So what you should do is search for “Nvidia” or “Nvidia Display” (or search for the specific hardware you want to remove) in the “c:\windows\inf” folder (you can also limit the files to contain ” the word oem”). You should then find some files that contain info about the old drivers called something like “oem10.inf”. When the windows search is complete open the found inf files to verify that the found files are indeed the drivers references you wish to remove and close them. Now in the other Explorer Windows delete the found “”oem10.inf” files and their companion “oem10.pnf” files. Make sure you only delete the files containing “oem” in the filename to ensure you are not deleting windows standard drivers.

Nvidia usually also unpacks downloaded drivers to “C:\Nvidia” so be sure to remove the correct drivers from there aswell. Repeat the search and delete for all files with the word “physx” aswell, since these are separate drivers from the Nvidia display drivers. Beware if you have an Nvidia chipset on your mainboard that you only delete the display drivers and not your chipset drivers if you only want to fix display driver issues.
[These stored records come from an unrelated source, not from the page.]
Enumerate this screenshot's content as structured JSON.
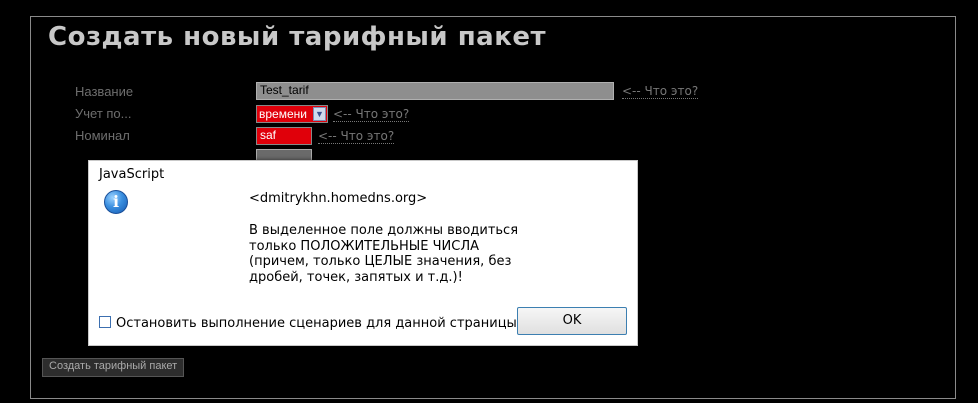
{
  "form": {
    "title": "Создать новый тарифный пакет",
    "fields": {
      "name_label": "Название",
      "name_value": "Test_tarif",
      "type_label": "Учет по...",
      "type_value": "времени",
      "nominal_label": "Номинал",
      "nominal_value": "saf"
    },
    "what_is_this": "<-- Что это?",
    "submit_label": "Создать тарифный пакет",
    "colors": {
      "background": "#000000",
      "error_field": "#e0000a",
      "label": "#6e6e6e"
    }
  },
  "dialog": {
    "title": "JavaScript",
    "host": "<dmitrykhn.homedns.org>",
    "message_lines": [
      "В выделенное поле должны вводиться",
      "только ПОЛОЖИТЕЛЬНЫЕ ЧИСЛА",
      "(причем, только ЦЕЛЫЕ значения, без",
      "дробей, точек, запятых и т.д.)!"
    ],
    "stop_scripts_label": "Остановить выполнение сценариев для данной страницы",
    "ok_label": "OK",
    "icon": "info-icon"
  }
}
Now you can reboot or shutdown and do a clean driver install.

To sum up the manual driver removal process:
1) Uninstall drivers from control panel, start menu or device manager
2) Search for the driver “oem” files (.inf and .pnf) in “c:\windows\inf” and delete them
3) Delete driver files from other locations (like “c:\Nvidia”)
4) Reboot or shutdown (shutdown is even better)
5) Install drivers for a clean install

You should have no more inherited driver issues after this.

That’s all for now,

– Saquedon.